= Excerpts from a dataset =
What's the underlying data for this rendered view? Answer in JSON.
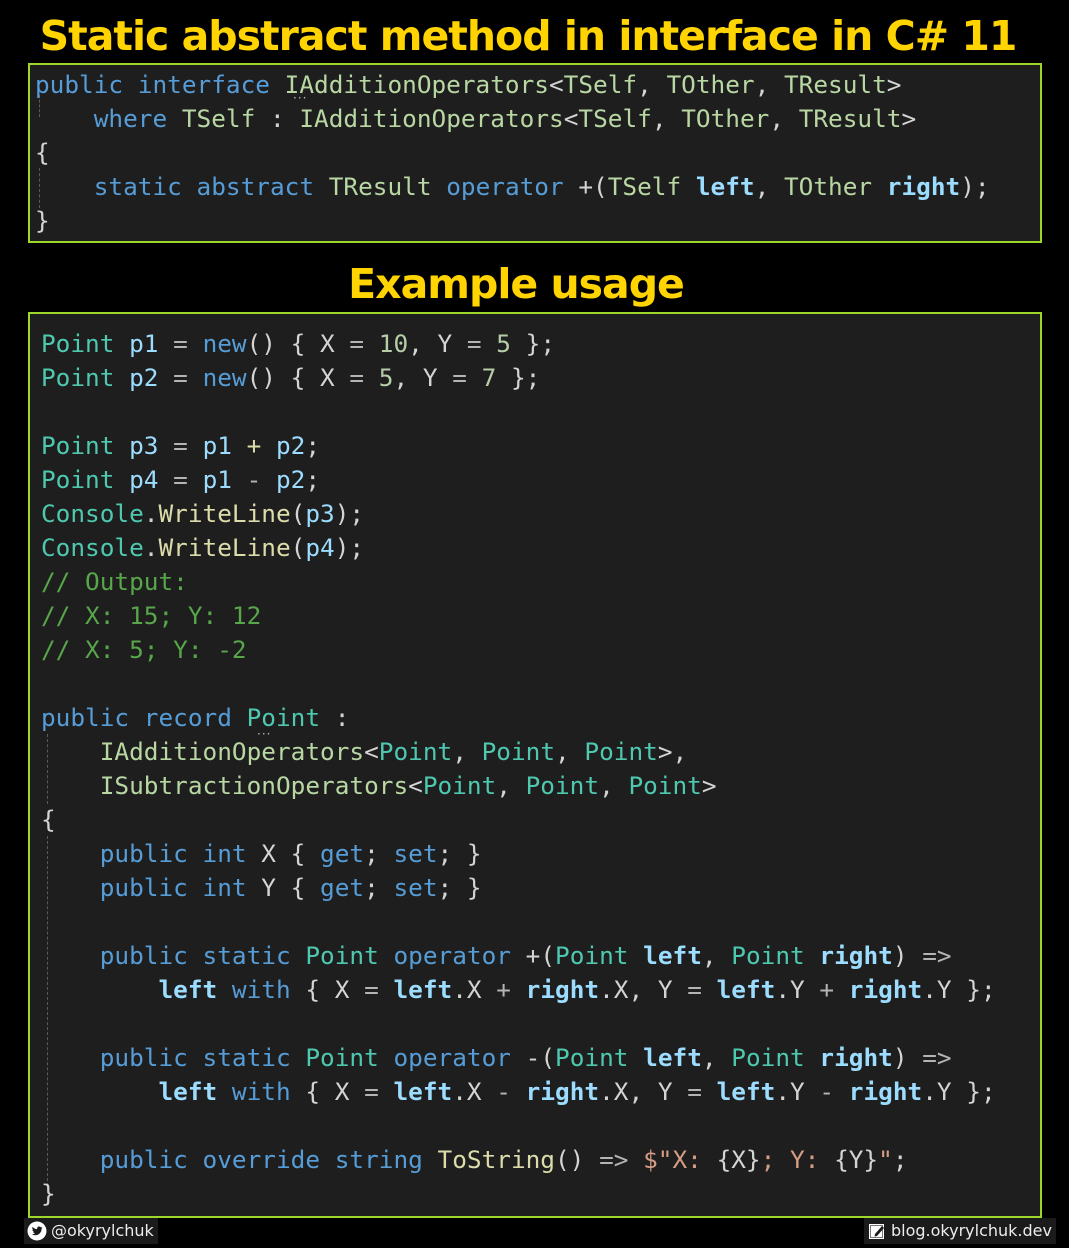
{
  "title": "Static abstract method in interface in C# 11",
  "subtitle": "Example usage",
  "colors": {
    "title": "#ffd400",
    "border": "#9dd72a",
    "code_background": "#1e1e1e",
    "keyword": "#569cd6",
    "type": "#4ec9b0",
    "interface": "#b8d7a3",
    "variable": "#9cdcfe",
    "number": "#b5cea8",
    "method": "#dcdcaa",
    "comment": "#57a64a",
    "string": "#d69d85"
  },
  "interface_code": {
    "lines": [
      [
        [
          "kw",
          "public"
        ],
        [
          "pu",
          " "
        ],
        [
          "kw",
          "interface"
        ],
        [
          "pu",
          " "
        ],
        [
          "if",
          "IAdditionOperators"
        ],
        [
          "pu",
          "<"
        ],
        [
          "tp",
          "TSelf"
        ],
        [
          "pu",
          ", "
        ],
        [
          "tp",
          "TOther"
        ],
        [
          "pu",
          ", "
        ],
        [
          "tp",
          "TResult"
        ],
        [
          "pu",
          ">"
        ]
      ],
      [
        [
          "pu",
          "    "
        ],
        [
          "kw",
          "where"
        ],
        [
          "pu",
          " "
        ],
        [
          "tp",
          "TSelf"
        ],
        [
          "pu",
          " : "
        ],
        [
          "if",
          "IAdditionOperators"
        ],
        [
          "pu",
          "<"
        ],
        [
          "tp",
          "TSelf"
        ],
        [
          "pu",
          ", "
        ],
        [
          "tp",
          "TOther"
        ],
        [
          "pu",
          ", "
        ],
        [
          "tp",
          "TResult"
        ],
        [
          "pu",
          ">"
        ]
      ],
      [
        [
          "br",
          "{"
        ]
      ],
      [
        [
          "pu",
          "    "
        ],
        [
          "kw",
          "static"
        ],
        [
          "pu",
          " "
        ],
        [
          "kw",
          "abstract"
        ],
        [
          "pu",
          " "
        ],
        [
          "tp",
          "TResult"
        ],
        [
          "pu",
          " "
        ],
        [
          "kw",
          "operator"
        ],
        [
          "pu",
          " +("
        ],
        [
          "tp",
          "TSelf"
        ],
        [
          "pu",
          " "
        ],
        [
          "va",
          "left"
        ],
        [
          "pu",
          ", "
        ],
        [
          "tp",
          "TOther"
        ],
        [
          "pu",
          " "
        ],
        [
          "va",
          "right"
        ],
        [
          "pu",
          ");"
        ]
      ],
      [
        [
          "br",
          "}"
        ]
      ]
    ]
  },
  "example_code": {
    "lines": [
      [
        [
          "ty",
          "Point"
        ],
        [
          "pu",
          " "
        ],
        [
          "va",
          "p1"
        ],
        [
          "op",
          " = "
        ],
        [
          "kw",
          "new"
        ],
        [
          "pu",
          "() { X "
        ],
        [
          "op",
          "="
        ],
        [
          "pu",
          " "
        ],
        [
          "nu",
          "10"
        ],
        [
          "pu",
          ", Y "
        ],
        [
          "op",
          "="
        ],
        [
          "pu",
          " "
        ],
        [
          "nu",
          "5"
        ],
        [
          "pu",
          " };"
        ]
      ],
      [
        [
          "ty",
          "Point"
        ],
        [
          "pu",
          " "
        ],
        [
          "va",
          "p2"
        ],
        [
          "op",
          " = "
        ],
        [
          "kw",
          "new"
        ],
        [
          "pu",
          "() { X "
        ],
        [
          "op",
          "="
        ],
        [
          "pu",
          " "
        ],
        [
          "nu",
          "5"
        ],
        [
          "pu",
          ", Y "
        ],
        [
          "op",
          "="
        ],
        [
          "pu",
          " "
        ],
        [
          "nu",
          "7"
        ],
        [
          "pu",
          " };"
        ]
      ],
      [],
      [
        [
          "ty",
          "Point"
        ],
        [
          "pu",
          " "
        ],
        [
          "va",
          "p3"
        ],
        [
          "op",
          " = "
        ],
        [
          "va",
          "p1"
        ],
        [
          "mt",
          " + "
        ],
        [
          "va",
          "p2"
        ],
        [
          "pu",
          ";"
        ]
      ],
      [
        [
          "ty",
          "Point"
        ],
        [
          "pu",
          " "
        ],
        [
          "va",
          "p4"
        ],
        [
          "op",
          " = "
        ],
        [
          "va",
          "p1"
        ],
        [
          "op",
          " - "
        ],
        [
          "va",
          "p2"
        ],
        [
          "pu",
          ";"
        ]
      ],
      [
        [
          "ty",
          "Console"
        ],
        [
          "pu",
          "."
        ],
        [
          "mt",
          "WriteLine"
        ],
        [
          "pu",
          "("
        ],
        [
          "va",
          "p3"
        ],
        [
          "pu",
          ");"
        ]
      ],
      [
        [
          "ty",
          "Console"
        ],
        [
          "pu",
          "."
        ],
        [
          "mt",
          "WriteLine"
        ],
        [
          "pu",
          "("
        ],
        [
          "va",
          "p4"
        ],
        [
          "pu",
          ");"
        ]
      ],
      [
        [
          "cm",
          "// Output:"
        ]
      ],
      [
        [
          "cm",
          "// X: 15; Y: 12"
        ]
      ],
      [
        [
          "cm",
          "// X: 5; Y: -2"
        ]
      ],
      [],
      [
        [
          "kw",
          "public"
        ],
        [
          "pu",
          " "
        ],
        [
          "kw",
          "record"
        ],
        [
          "pu",
          " "
        ],
        [
          "ty",
          "Point"
        ],
        [
          "pu",
          " :"
        ]
      ],
      [
        [
          "pu",
          "    "
        ],
        [
          "if",
          "IAdditionOperators"
        ],
        [
          "pu",
          "<"
        ],
        [
          "ty",
          "Point"
        ],
        [
          "pu",
          ", "
        ],
        [
          "ty",
          "Point"
        ],
        [
          "pu",
          ", "
        ],
        [
          "ty",
          "Point"
        ],
        [
          "pu",
          ">,"
        ]
      ],
      [
        [
          "pu",
          "    "
        ],
        [
          "if",
          "ISubtractionOperators"
        ],
        [
          "pu",
          "<"
        ],
        [
          "ty",
          "Point"
        ],
        [
          "pu",
          ", "
        ],
        [
          "ty",
          "Point"
        ],
        [
          "pu",
          ", "
        ],
        [
          "ty",
          "Point"
        ],
        [
          "pu",
          ">"
        ]
      ],
      [
        [
          "br",
          "{"
        ]
      ],
      [
        [
          "pu",
          "    "
        ],
        [
          "kw",
          "public"
        ],
        [
          "pu",
          " "
        ],
        [
          "kw",
          "int"
        ],
        [
          "pu",
          " X { "
        ],
        [
          "kw",
          "get"
        ],
        [
          "pu",
          "; "
        ],
        [
          "kw",
          "set"
        ],
        [
          "pu",
          "; }"
        ]
      ],
      [
        [
          "pu",
          "    "
        ],
        [
          "kw",
          "public"
        ],
        [
          "pu",
          " "
        ],
        [
          "kw",
          "int"
        ],
        [
          "pu",
          " Y { "
        ],
        [
          "kw",
          "get"
        ],
        [
          "pu",
          "; "
        ],
        [
          "kw",
          "set"
        ],
        [
          "pu",
          "; }"
        ]
      ],
      [],
      [
        [
          "pu",
          "    "
        ],
        [
          "kw",
          "public"
        ],
        [
          "pu",
          " "
        ],
        [
          "kw",
          "static"
        ],
        [
          "pu",
          " "
        ],
        [
          "ty",
          "Point"
        ],
        [
          "pu",
          " "
        ],
        [
          "kw",
          "operator"
        ],
        [
          "pu",
          " +("
        ],
        [
          "ty",
          "Point"
        ],
        [
          "pu",
          " "
        ],
        [
          "va",
          "left"
        ],
        [
          "pu",
          ", "
        ],
        [
          "ty",
          "Point"
        ],
        [
          "pu",
          " "
        ],
        [
          "va",
          "right"
        ],
        [
          "pu",
          ") "
        ],
        [
          "op",
          "=>"
        ]
      ],
      [
        [
          "pu",
          "        "
        ],
        [
          "va",
          "left"
        ],
        [
          "pu",
          " "
        ],
        [
          "kw",
          "with"
        ],
        [
          "pu",
          " { X "
        ],
        [
          "op",
          "="
        ],
        [
          "pu",
          " "
        ],
        [
          "va",
          "left"
        ],
        [
          "pu",
          ".X "
        ],
        [
          "op",
          "+"
        ],
        [
          "pu",
          " "
        ],
        [
          "va",
          "right"
        ],
        [
          "pu",
          ".X, Y "
        ],
        [
          "op",
          "="
        ],
        [
          "pu",
          " "
        ],
        [
          "va",
          "left"
        ],
        [
          "pu",
          ".Y "
        ],
        [
          "op",
          "+"
        ],
        [
          "pu",
          " "
        ],
        [
          "va",
          "right"
        ],
        [
          "pu",
          ".Y };"
        ]
      ],
      [],
      [
        [
          "pu",
          "    "
        ],
        [
          "kw",
          "public"
        ],
        [
          "pu",
          " "
        ],
        [
          "kw",
          "static"
        ],
        [
          "pu",
          " "
        ],
        [
          "ty",
          "Point"
        ],
        [
          "pu",
          " "
        ],
        [
          "kw",
          "operator"
        ],
        [
          "pu",
          " -("
        ],
        [
          "ty",
          "Point"
        ],
        [
          "pu",
          " "
        ],
        [
          "va",
          "left"
        ],
        [
          "pu",
          ", "
        ],
        [
          "ty",
          "Point"
        ],
        [
          "pu",
          " "
        ],
        [
          "va",
          "right"
        ],
        [
          "pu",
          ") "
        ],
        [
          "op",
          "=>"
        ]
      ],
      [
        [
          "pu",
          "        "
        ],
        [
          "va",
          "left"
        ],
        [
          "pu",
          " "
        ],
        [
          "kw",
          "with"
        ],
        [
          "pu",
          " { X "
        ],
        [
          "op",
          "="
        ],
        [
          "pu",
          " "
        ],
        [
          "va",
          "left"
        ],
        [
          "pu",
          ".X "
        ],
        [
          "op",
          "-"
        ],
        [
          "pu",
          " "
        ],
        [
          "va",
          "right"
        ],
        [
          "pu",
          ".X, Y "
        ],
        [
          "op",
          "="
        ],
        [
          "pu",
          " "
        ],
        [
          "va",
          "left"
        ],
        [
          "pu",
          ".Y "
        ],
        [
          "op",
          "-"
        ],
        [
          "pu",
          " "
        ],
        [
          "va",
          "right"
        ],
        [
          "pu",
          ".Y };"
        ]
      ],
      [],
      [
        [
          "pu",
          "    "
        ],
        [
          "kw",
          "public"
        ],
        [
          "pu",
          " "
        ],
        [
          "kw",
          "override"
        ],
        [
          "pu",
          " "
        ],
        [
          "kw",
          "string"
        ],
        [
          "pu",
          " "
        ],
        [
          "mt",
          "ToString"
        ],
        [
          "pu",
          "() "
        ],
        [
          "op",
          "=>"
        ],
        [
          "pu",
          " "
        ],
        [
          "st",
          "$\"X: "
        ],
        [
          "pu",
          "{X}"
        ],
        [
          "st",
          "; Y: "
        ],
        [
          "pu",
          "{Y}"
        ],
        [
          "st",
          "\""
        ],
        [
          "pu",
          ";"
        ]
      ],
      [
        [
          "br",
          "}"
        ]
      ]
    ]
  },
  "footer": {
    "twitter_icon": "twitter-bird-icon",
    "twitter_handle": "@okyrylchuk",
    "blog_icon": "edit-note-icon",
    "blog_url_text": "blog.okyrylchuk.dev"
  }
}
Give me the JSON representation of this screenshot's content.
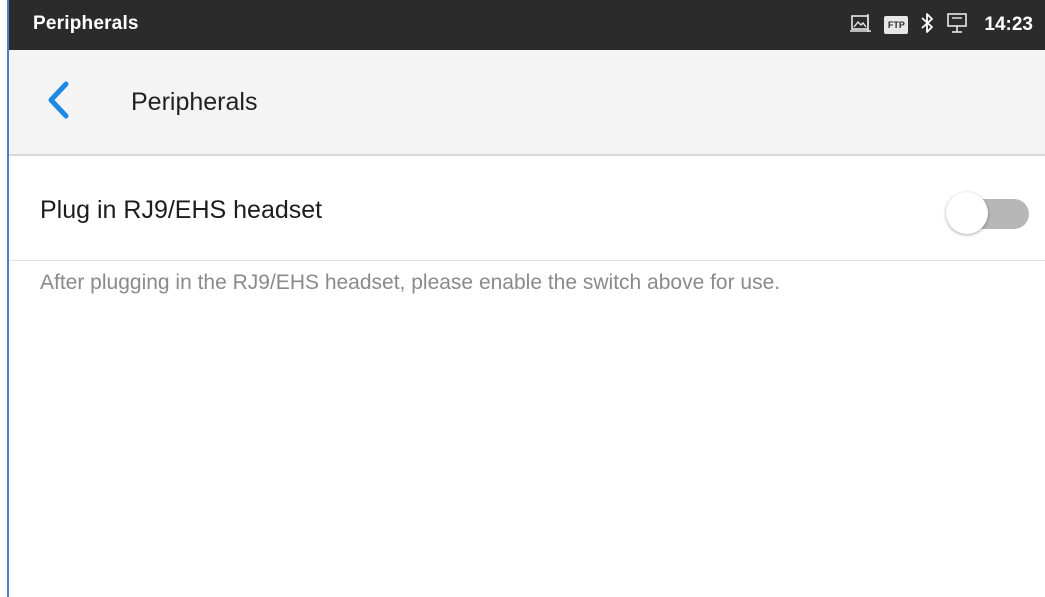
{
  "statusbar": {
    "app_title": "Peripherals",
    "ftp_label": "FTP",
    "time": "14:23",
    "icons": [
      "screenshot-icon",
      "ftp-icon",
      "bluetooth-icon",
      "network-icon"
    ]
  },
  "appbar": {
    "title": "Peripherals",
    "back_icon": "chevron-left-icon"
  },
  "settings": {
    "headset": {
      "label": "Plug in RJ9/EHS headset",
      "enabled": false,
      "hint": "After plugging in the RJ9/EHS headset, please enable the switch above for use."
    }
  },
  "colors": {
    "accent": "#1e88e5",
    "statusbar_bg": "#2b2b2b",
    "appbar_bg": "#f4f4f4",
    "switch_off_track": "#b7b7b7",
    "hint_text": "#8a8a8a"
  }
}
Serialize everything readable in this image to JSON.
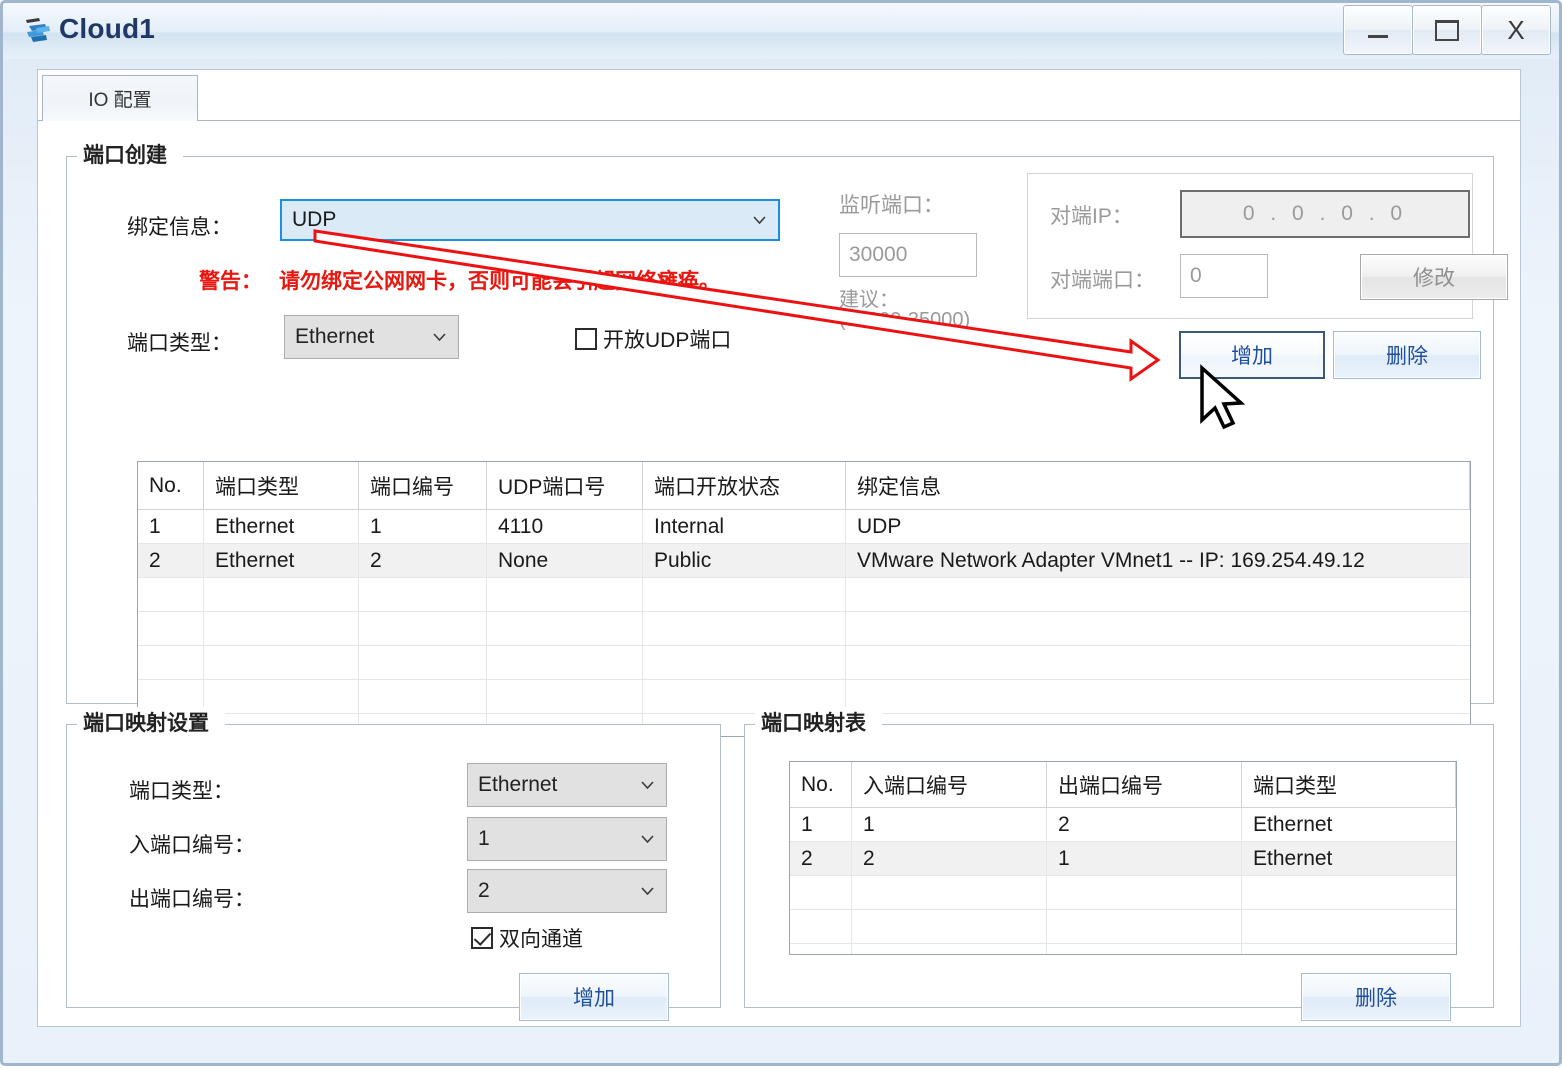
{
  "window": {
    "title": "Cloud1",
    "icon": "cloud-icon",
    "controls": [
      {
        "name": "minimize-button",
        "glyph": "—"
      },
      {
        "name": "maximize-button",
        "glyph": "❐"
      },
      {
        "name": "close-button",
        "glyph": "X"
      }
    ]
  },
  "tabs": [
    {
      "label": "IO 配置",
      "active": true
    }
  ],
  "port_creation": {
    "group_title": "端口创建",
    "binding_label": "绑定信息：",
    "binding_value": "UDP",
    "warning_label": "警告：",
    "warning_text": "请勿绑定公网网卡，否则可能会引起网络瘫痪。",
    "port_type_label": "端口类型：",
    "port_type_value": "Ethernet",
    "open_udp_label": "开放UDP端口",
    "open_udp_checked": false,
    "listen_port_label": "监听端口：",
    "listen_port_value": "30000",
    "suggest_label": "建议：",
    "suggest_range": "(30000-35000)",
    "peer_ip_label": "对端IP：",
    "peer_ip_value": "0 . 0 . 0 . 0",
    "peer_port_label": "对端端口：",
    "peer_port_value": "0",
    "modify_button": "修改",
    "add_button": "增加",
    "delete_button": "删除"
  },
  "port_table": {
    "headers": [
      "No.",
      "端口类型",
      "端口编号",
      "UDP端口号",
      "端口开放状态",
      "绑定信息"
    ],
    "rows": [
      {
        "no": "1",
        "type": "Ethernet",
        "number": "1",
        "udp_port": "4110",
        "state": "Internal",
        "binding": "UDP",
        "selected": false
      },
      {
        "no": "2",
        "type": "Ethernet",
        "number": "2",
        "udp_port": "None",
        "state": "Public",
        "binding": "VMware Network Adapter VMnet1 -- IP: 169.254.49.12",
        "selected": true
      }
    ],
    "empty_rows": 5
  },
  "mapping_settings": {
    "group_title": "端口映射设置",
    "port_type_label": "端口类型：",
    "port_type_value": "Ethernet",
    "in_port_label": "入端口编号：",
    "in_port_value": "1",
    "out_port_label": "出端口编号：",
    "out_port_value": "2",
    "bidirectional_label": "双向通道",
    "bidirectional_checked": true,
    "add_button": "增加"
  },
  "mapping_table": {
    "group_title": "端口映射表",
    "headers": [
      "No.",
      "入端口编号",
      "出端口编号",
      "端口类型"
    ],
    "rows": [
      {
        "no": "1",
        "in_port": "1",
        "out_port": "2",
        "type": "Ethernet",
        "selected": false
      },
      {
        "no": "2",
        "in_port": "2",
        "out_port": "1",
        "type": "Ethernet",
        "selected": true
      }
    ],
    "empty_rows": 3,
    "delete_button": "删除"
  },
  "annotation": {
    "arrow_color": "#ee1111",
    "from": "binding-info-combobox",
    "to": "add-port-button"
  },
  "colors": {
    "accent_blue": "#1a8fe3",
    "warning_red": "#e8170f",
    "title_text": "#1f3864",
    "button_text": "#1f4e9c"
  }
}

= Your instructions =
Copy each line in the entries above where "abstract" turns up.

= Response for this exercise =
  "title": "Static abstract method in interface in C# 11",
          "abstract"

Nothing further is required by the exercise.